Ah yes, it’s time for the amazing smell of sweet noodle kugel baking in the oven. This rich and creamy noodle pudding with a crunchy golden brown layer on top is a favorite staple of Jewish cooking and one of those cherished holiday aromas to look forward to every year. Although there are many tempting variations of kugel, we have a unique recipe with candied pecans, cinnamon apples and a crunchy and buttery corn flake topping that will blow your mind.

Ingredients

½ lb wide egg noodles

1 ½ sticks unsalted butter, softened

2 tablespoons salted butter

FIRST COURSE
Gluten Free Appetizers Made Easy with a Handy Convection Oven

With Thanksgiving right around the corner, it’s time to start brainstorming recipe ideas. Why not test out a few ideas before the big day? Everyone knows all too well the stress of holiday cooking and that feeling of “how will I possibly have everything ready in time?” This year if you feel like you may need an extra hand in the kitchen, make things a little easier for yourself with a Black & Decker Extra-Wide Convection Oven. With convection ovens, the circulating air helps to heat your food faster and speed up the baking/toasting/broiling process. Although your family may have traditional Thanksgiving appetizers that you look forward to every year, change up your holiday routine by offering your guests a few simple and scrumptious gluten free options that are so addicting they might become a new holiday favorite! For starters we have an amazing recipe for cheesy cauliflower “bread” sticks with marinara dipping sauce, Greek-style stuffed mushrooms and classic double stuffed mini potatoes.
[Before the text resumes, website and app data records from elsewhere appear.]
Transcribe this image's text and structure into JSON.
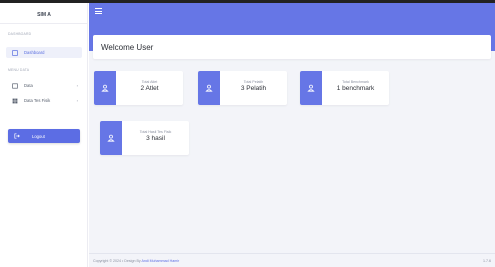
{
  "brand": "SIM A",
  "sidebar": {
    "section_dashboard": "DASHBOARD",
    "dashboard_label": "Dashboard",
    "section_data": "MENU DATA",
    "items": [
      {
        "label": "Data"
      },
      {
        "label": "Data Tes Fisik"
      }
    ],
    "logout_label": "Logout"
  },
  "main": {
    "welcome": "Welcome User"
  },
  "stats": [
    {
      "label": "Total Atlet",
      "value": "2 Atlet"
    },
    {
      "label": "Total Pelatih",
      "value": "3 Pelatih"
    },
    {
      "label": "Total Benchmark",
      "value": "1 benchmark"
    },
    {
      "label": "Total Hasil Tes Fisik",
      "value": "3 hasil"
    }
  ],
  "footer": {
    "copyright": "Copyright © 2024 • Design By",
    "author": "Andi Muhammad Hamir",
    "version": "1.7.6"
  },
  "colors": {
    "accent": "#6676e6",
    "button": "#5c6de4",
    "background": "#f3f4f9"
  }
}
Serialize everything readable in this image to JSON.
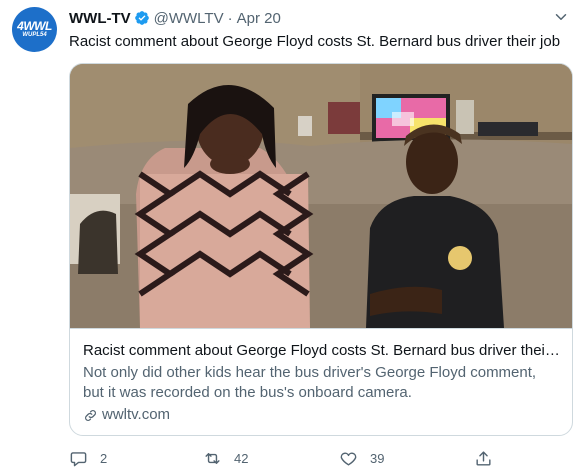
{
  "account": {
    "display_name": "WWL-TV",
    "handle": "@WWLTV",
    "separator": "·",
    "date": "Apr 20",
    "avatar_logo_main": "4WWL",
    "avatar_logo_sub": "WUPL54"
  },
  "tweet": {
    "text": "Racist comment about George Floyd costs St. Bernard bus driver their job"
  },
  "card": {
    "title": "Racist comment about George Floyd costs St. Bernard bus driver their j...",
    "description": "Not only did other kids hear the bus driver's George Floyd comment, but it was recorded on the bus's onboard camera.",
    "domain": "wwltv.com"
  },
  "actions": {
    "replies": "2",
    "retweets": "42",
    "likes": "39"
  },
  "colors": {
    "verified_badge": "#1d9bf0",
    "secondary_text": "#536471",
    "border": "#cfd9de",
    "brand_blue": "#1d6fc9"
  },
  "icons": [
    "verified-icon",
    "more-caret-icon",
    "link-icon",
    "reply-icon",
    "retweet-icon",
    "like-icon",
    "share-icon"
  ]
}
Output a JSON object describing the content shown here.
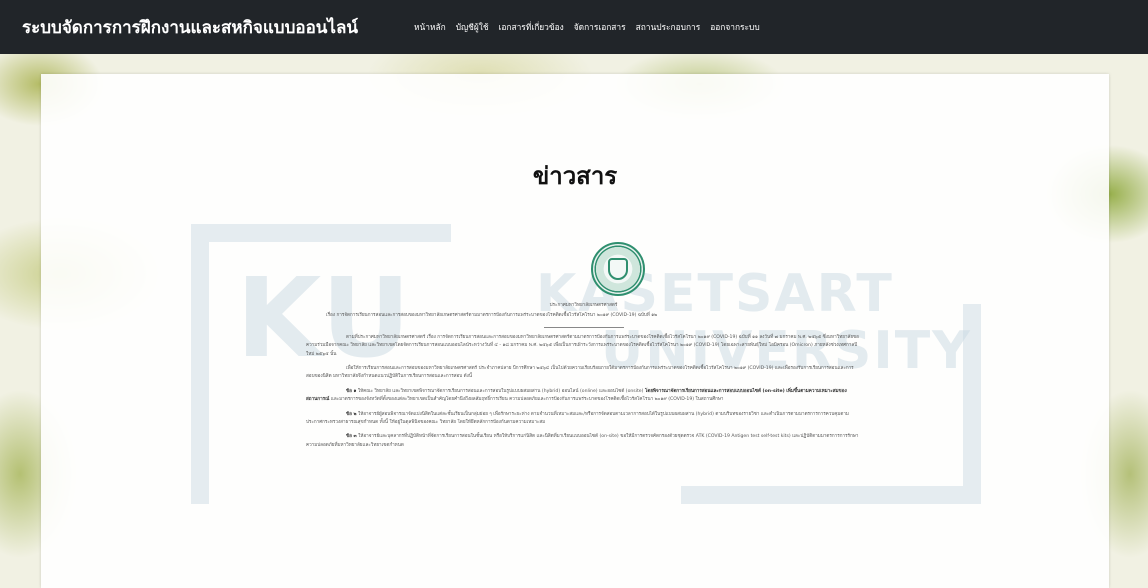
{
  "navbar": {
    "brand": "ระบบจัดการการฝึกงานและสหกิจแบบออนไลน์",
    "links": [
      "หน้าหลัก",
      "บัญชีผู้ใช้",
      "เอกสารที่เกี่ยวข้อง",
      "จัดการเอกสาร",
      "สถานประกอบการ",
      "ออกจากระบบ"
    ]
  },
  "watermark": {
    "ku": "KU",
    "kasetsart": "KASETSART",
    "university": "UNIVERSITY"
  },
  "page": {
    "title": "ข่าวสาร"
  },
  "announcement": {
    "heading": "ประกาศมหาวิทยาลัยเกษตรศาสตร์",
    "subject": "เรื่อง  การจัดการเรียนการสอนและการสอบของมหาวิทยาลัยเกษตรศาสตร์ตามมาตรการป้องกันการแพร่ระบาดของโรคติดเชื้อไวรัสโคโรนา ๒๐๑๙ (COVID-19) ฉบับที่ ๑๒",
    "paragraphs": [
      "ตามที่ประกาศมหาวิทยาลัยเกษตรศาสตร์ เรื่อง การจัดการเรียนการสอนและการสอบของมหาวิทยาลัยเกษตรศาสตร์ตามมาตรการป้องกันการแพร่ระบาดของโรคติดเชื้อไวรัสโคโรนา ๒๐๑๙ (COVID-19) ฉบับที่ ๑๑ ลงวันที่ ๗ มกราคม พ.ศ. ๒๕๖๕ ซึ่งมหาวิทยาลัยขอความร่วมมือจากคณะ วิทยาลัย และวิทยาเขตโดยจัดการเรียนการสอนแบบออนไลน์ระหว่างวันที่ ๔ - ๑๘ มกราคม พ.ศ. ๒๕๖๕ เพื่อเป็นการเฝ้าระวังการแพร่ระบาดของโรคติดเชื้อไวรัสโคโรนา ๒๐๑๙ (COVID-19) โดยเฉพาะสายพันธุ์ใหม่ โอมิครอน (Omicron) ภายหลังช่วงเทศกาลปีใหม่ ๒๕๖๕ นั้น",
      "เพื่อให้การเรียนการสอนและการสอบของมหาวิทยาลัยเกษตรศาสตร์ ประจำภาคปลาย ปีการศึกษา ๒๕๖๔ เป็นไปด้วยความเรียบร้อยภายใต้มาตรการป้องกันการแพร่ระบาดของโรคติดเชื้อไวรัสโคโรนา ๒๐๑๙ (COVID-19) และเพื่อรองรับการเรียนการสอนและการสอบของนิสิต มหาวิทยาลัยจึงกำหนดแนวปฏิบัติในการเรียนการสอนและการสอบ ดังนี้"
    ],
    "item1_label": "ข้อ ๑",
    "item1_text": "ให้คณะ วิทยาลัย และวิทยาเขตพิจารณาจัดการเรียนการสอนและการสอบในรูปแบบผสมผสาน (hybrid) ออนไลน์ (online) และออนไซต์ (onsite)",
    "item1_bold": "โดยพิจารณาจัดการเรียนการสอนและการสอบแบบออนไซต์ (on-site) เพิ่มขึ้นตามความเหมาะสมของสถานการณ์",
    "item1_rest": "และมาตรการของจังหวัดที่ตั้งของแต่ละวิทยาเขตเป็นสำคัญโดยคำนึงถึงผลสัมฤทธิ์การเรียน ความปลอดภัยและการป้องกันการแพร่ระบาดของโรคติดเชื้อไวรัสโคโรนา ๒๐๑๙ (COVID-19) ในสถานศึกษา",
    "item2_label": "ข้อ ๒",
    "item2_text": "ให้อาจารย์ผู้สอนพิจารณาจัดแบ่งนิสิตในแต่ละชั้นเรียนเป็นกลุ่มย่อย ๆ เพื่อรักษาระยะห่าง ตามจำนวนที่เหมาะสมและ/หรือการจัดสอบตามเวลาการสอบได้ในรูปแบบผสมผสาน (hybrid) ตามบริบทของรายวิชา และดำเนินการตามมาตรการการควบคุมตามประกาศกระทรวงสาธารณสุขกำหนด ทั้งนี้ ให้อยู่ในดุลพินิจของคณะ วิทยาลัย โดยให้ยึดหลักการป้องกันตามความเหมาะสม",
    "item3_label": "ข้อ ๓",
    "item3_text": "ให้อาจารย์และบุคลากรที่ปฏิบัติหน้าที่จัดการเรียนการสอนในชั้นเรียน หรือให้บริการแก่นิสิต และนิสิตที่มาเรียนแบบออนไซต์ (on-site) ขอให้มีการตรวจคัดกรองด้วยชุดตรวจ ATK (COVID-19 Antigen test self-test kits) และปฏิบัติตามมาตรการการรักษาความปลอดภัยที่มหาวิทยาลัยและวิทยาเขตกำหนด"
  }
}
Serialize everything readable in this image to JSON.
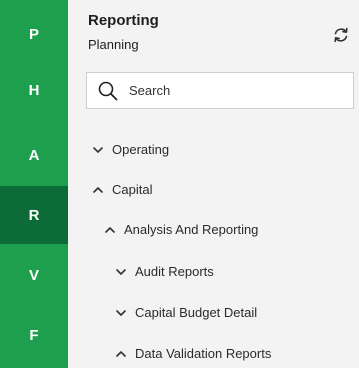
{
  "rail": {
    "items": [
      {
        "label": "P",
        "active": false
      },
      {
        "label": "H",
        "active": false
      },
      {
        "label": "A",
        "active": false
      },
      {
        "label": "R",
        "active": true
      },
      {
        "label": "V",
        "active": false
      },
      {
        "label": "F",
        "active": false
      }
    ]
  },
  "panel": {
    "title": "Reporting",
    "subtitle": "Planning",
    "refresh_icon": "refresh-icon"
  },
  "search": {
    "placeholder": "Search",
    "value": ""
  },
  "tree": [
    {
      "label": "Operating",
      "expanded": false,
      "level": 0
    },
    {
      "label": "Capital",
      "expanded": true,
      "level": 0
    },
    {
      "label": "Analysis And Reporting",
      "expanded": true,
      "level": 1
    },
    {
      "label": "Audit Reports",
      "expanded": false,
      "level": 2
    },
    {
      "label": "Capital Budget Detail",
      "expanded": false,
      "level": 2
    },
    {
      "label": "Data Validation Reports",
      "expanded": true,
      "level": 2
    }
  ],
  "colors": {
    "rail": "#1e9f4d",
    "rail_active": "#0d6b37",
    "panel": "#f3f3f3"
  }
}
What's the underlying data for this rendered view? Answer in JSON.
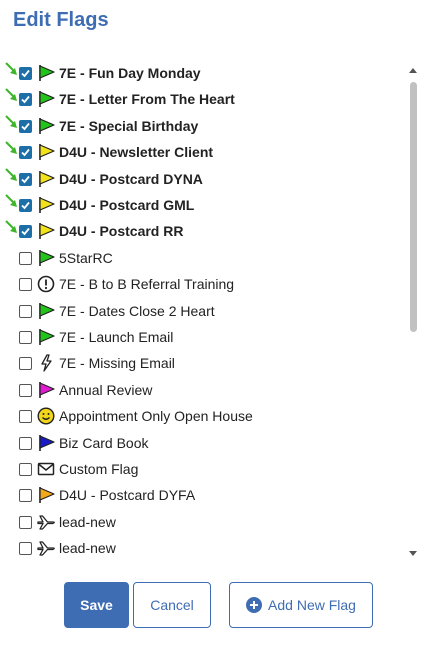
{
  "dialog": {
    "title": "Edit Flags",
    "save_label": "Save",
    "cancel_label": "Cancel",
    "add_label": "Add New Flag"
  },
  "flags": [
    {
      "label": "7E - Fun Day Monday",
      "checked": true,
      "bold": true,
      "icon": "flag",
      "color": "#22c41a",
      "arrow": true
    },
    {
      "label": "7E - Letter From The Heart",
      "checked": true,
      "bold": true,
      "icon": "flag",
      "color": "#22c41a",
      "arrow": true
    },
    {
      "label": "7E - Special Birthday",
      "checked": true,
      "bold": true,
      "icon": "flag",
      "color": "#22c41a",
      "arrow": true
    },
    {
      "label": "D4U - Newsletter Client",
      "checked": true,
      "bold": true,
      "icon": "flag",
      "color": "#f2e21a",
      "arrow": true
    },
    {
      "label": "D4U - Postcard DYNA",
      "checked": true,
      "bold": true,
      "icon": "flag",
      "color": "#f2e21a",
      "arrow": true
    },
    {
      "label": "D4U - Postcard GML",
      "checked": true,
      "bold": true,
      "icon": "flag",
      "color": "#f2e21a",
      "arrow": true
    },
    {
      "label": "D4U - Postcard RR",
      "checked": true,
      "bold": true,
      "icon": "flag",
      "color": "#f2e21a",
      "arrow": true
    },
    {
      "label": "5StarRC",
      "checked": false,
      "bold": false,
      "icon": "flag",
      "color": "#22c41a",
      "arrow": false
    },
    {
      "label": "7E - B to B Referral Training",
      "checked": false,
      "bold": false,
      "icon": "exclamation-circle",
      "color": "#222222",
      "arrow": false
    },
    {
      "label": "7E - Dates Close 2 Heart",
      "checked": false,
      "bold": false,
      "icon": "flag",
      "color": "#22c41a",
      "arrow": false
    },
    {
      "label": "7E - Launch Email",
      "checked": false,
      "bold": false,
      "icon": "flag",
      "color": "#22c41a",
      "arrow": false
    },
    {
      "label": "7E - Missing Email",
      "checked": false,
      "bold": false,
      "icon": "lightning-bolt",
      "color": "#222222",
      "arrow": false
    },
    {
      "label": "Annual Review",
      "checked": false,
      "bold": false,
      "icon": "flag",
      "color": "#e21ad2",
      "arrow": false
    },
    {
      "label": "Appointment Only Open House",
      "checked": false,
      "bold": false,
      "icon": "smiley",
      "color": "#f2d61a",
      "arrow": false
    },
    {
      "label": "Biz Card Book",
      "checked": false,
      "bold": false,
      "icon": "flag",
      "color": "#1a1ac8",
      "arrow": false
    },
    {
      "label": "Custom Flag",
      "checked": false,
      "bold": false,
      "icon": "envelope",
      "color": "#222222",
      "arrow": false
    },
    {
      "label": "D4U - Postcard DYFA",
      "checked": false,
      "bold": false,
      "icon": "flag",
      "color": "#f2a81a",
      "arrow": false
    },
    {
      "label": "lead-new",
      "checked": false,
      "bold": false,
      "icon": "airplane",
      "color": "#222222",
      "arrow": false
    },
    {
      "label": "lead-new",
      "checked": false,
      "bold": false,
      "icon": "airplane",
      "color": "#222222",
      "arrow": false
    }
  ]
}
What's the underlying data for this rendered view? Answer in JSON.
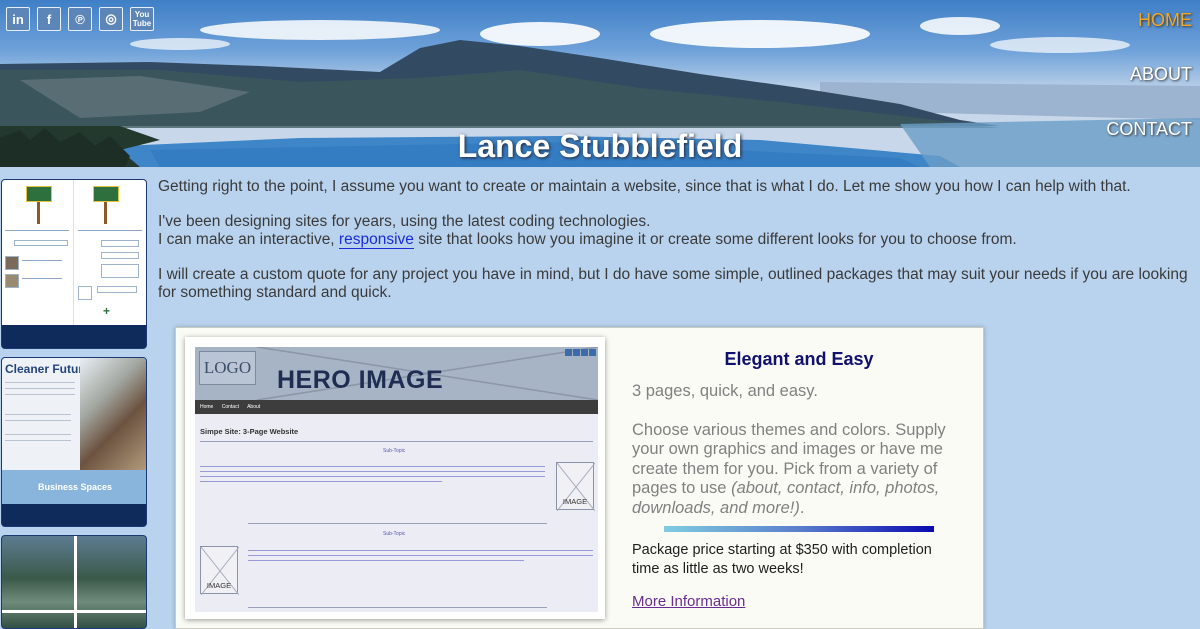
{
  "social": [
    {
      "icon": "linkedin-icon",
      "glyph": "in"
    },
    {
      "icon": "facebook-icon",
      "glyph": "f"
    },
    {
      "icon": "pinterest-icon",
      "glyph": "℗"
    },
    {
      "icon": "instagram-icon",
      "glyph": "◎"
    },
    {
      "icon": "youtube-icon",
      "glyph": "You\nTube"
    }
  ],
  "nav": {
    "home": "HOME",
    "about": "ABOUT",
    "contact": "CONTACT"
  },
  "hero": {
    "title": "Lance Stubblefield"
  },
  "sidebar": {
    "thumb2_heading": "Cleaner Future",
    "thumb2_band": "Business Spaces"
  },
  "intro": {
    "p1": "Getting right to the point, I assume you want to create or maintain a website, since that is what I do. Let me show you how I can help with that.",
    "p2_line1": "I've been designing sites for years, using the latest coding technologies.",
    "p2_line2_before": "I can make an interactive, ",
    "p2_link": "responsive",
    "p2_line2_after": " site that looks how you imagine it or create some different looks for you to choose from.",
    "p3": "I will create a custom quote for any project you have in mind, but I do have some simple, outlined packages that may suit your needs if you are looking for something standard and quick."
  },
  "mockup": {
    "logo": "LOGO",
    "hero_image": "HERO IMAGE",
    "nav": [
      "Home",
      "Contact",
      "About"
    ],
    "page_title": "Simpe Site: 3-Page Website",
    "subtopic": "Sub-Topic",
    "image_label": "IMAGE"
  },
  "package": {
    "title": "Elegant and Easy",
    "tagline": "3 pages, quick, and easy.",
    "desc_before": "Choose various themes and colors. Supply your own graphics and images or have me create them for you. Pick from a variety of pages to use ",
    "desc_italic": "(about, contact, info, photos, downloads, and more!)",
    "desc_after": ".",
    "price": "Package price starting at $350 with completion time as little as two weeks!",
    "more": "More Information"
  },
  "colors": {
    "background": "#b9d3ee",
    "nav_active": "#f4a623",
    "package_title": "#10106e",
    "link": "#1a2bd8",
    "more_link": "#6a2c91"
  }
}
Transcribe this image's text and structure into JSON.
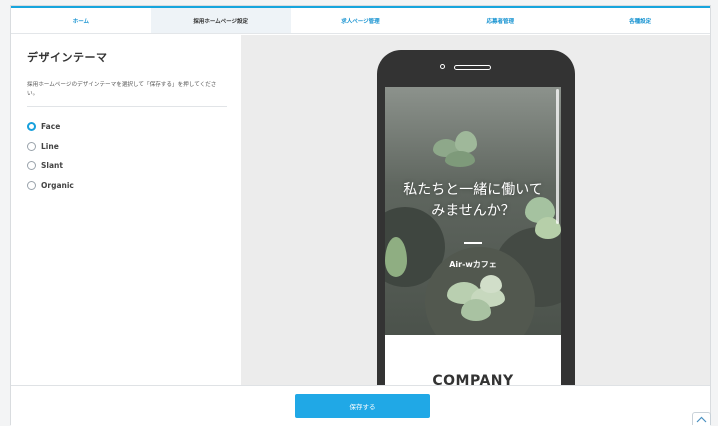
{
  "nav": {
    "tabs": [
      {
        "label": "ホーム"
      },
      {
        "label": "採用ホームページ設定"
      },
      {
        "label": "求人ページ管理"
      },
      {
        "label": "応募者管理"
      },
      {
        "label": "各種設定"
      }
    ],
    "active_index": 1
  },
  "sidebar": {
    "title": "デザインテーマ",
    "description": "採用ホームページのデザインテーマを選択して「保存する」を押してください。",
    "options": [
      {
        "label": "Face",
        "selected": true
      },
      {
        "label": "Line",
        "selected": false
      },
      {
        "label": "Slant",
        "selected": false
      },
      {
        "label": "Organic",
        "selected": false
      }
    ]
  },
  "preview": {
    "hero_line1": "私たちと一緒に働いて",
    "hero_line2": "みませんか？",
    "company_name": "Air-wカフェ",
    "section_heading": "COMPANY"
  },
  "footer": {
    "save_label": "保存する"
  },
  "colors": {
    "accent": "#17a5dd",
    "button": "#20a8e6",
    "phone_body": "#333333"
  },
  "icons": {
    "radio_selected": "radio-selected-icon",
    "back_to_top": "chevron-up-icon"
  }
}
FIRST COURSE
Getting Creative With Candy Corn for National Candy Corn Day

Candy Corn has been a symbol of Halloween for over a century. George Renninger, an employee of the Wunderle Candy Company in Philadelphia, first invented candy corn but the credit for sale and production of this innovative tri-colored candy is mostly attributed to the Goelitz Confectionary Company, now known as Jelly Belly! This tiny kernel shaped, yellow, orange and white sugary morsel has made it’s way into every trick-or-treater’s candy bag, every store front window display, every Halloween party and most importantly has influenced years and years of Halloween themed recipes and family traditions. This year for National Candy Corn Day we have summed up three impressive candy corn recipes for you to whip up that are sure to impress your friends and family: An Amaretto Spiked Candy Corn smoothie, Spooky and Nutty Candy Corn Biscotti and last but not least, Trick-or-Treat Salty and Sweet Chocolate Bacon Fudge!

FIRST COURSE
Three Delicious Recipes Perfect for Fall Baking

As we make our way into the middle of October and closer toward winter, we also think about activities that require zero contact with the chilly outside world. Baking is one of those activities. With the assistance of three seasonal fruits, apples, pumpkins (yes a pumpkin is a fruit), and pears we have some simple and scrumptious recipes for those days that you feel like keeping warm at home. First, we have a recipe for an easy apple and honey tart with puff pastry, pumpkin ricotta and chocolate chip muffins and, last but not least, a pear crisp with grapes, almonds and ginger. All of these flavor combinations work, we promise!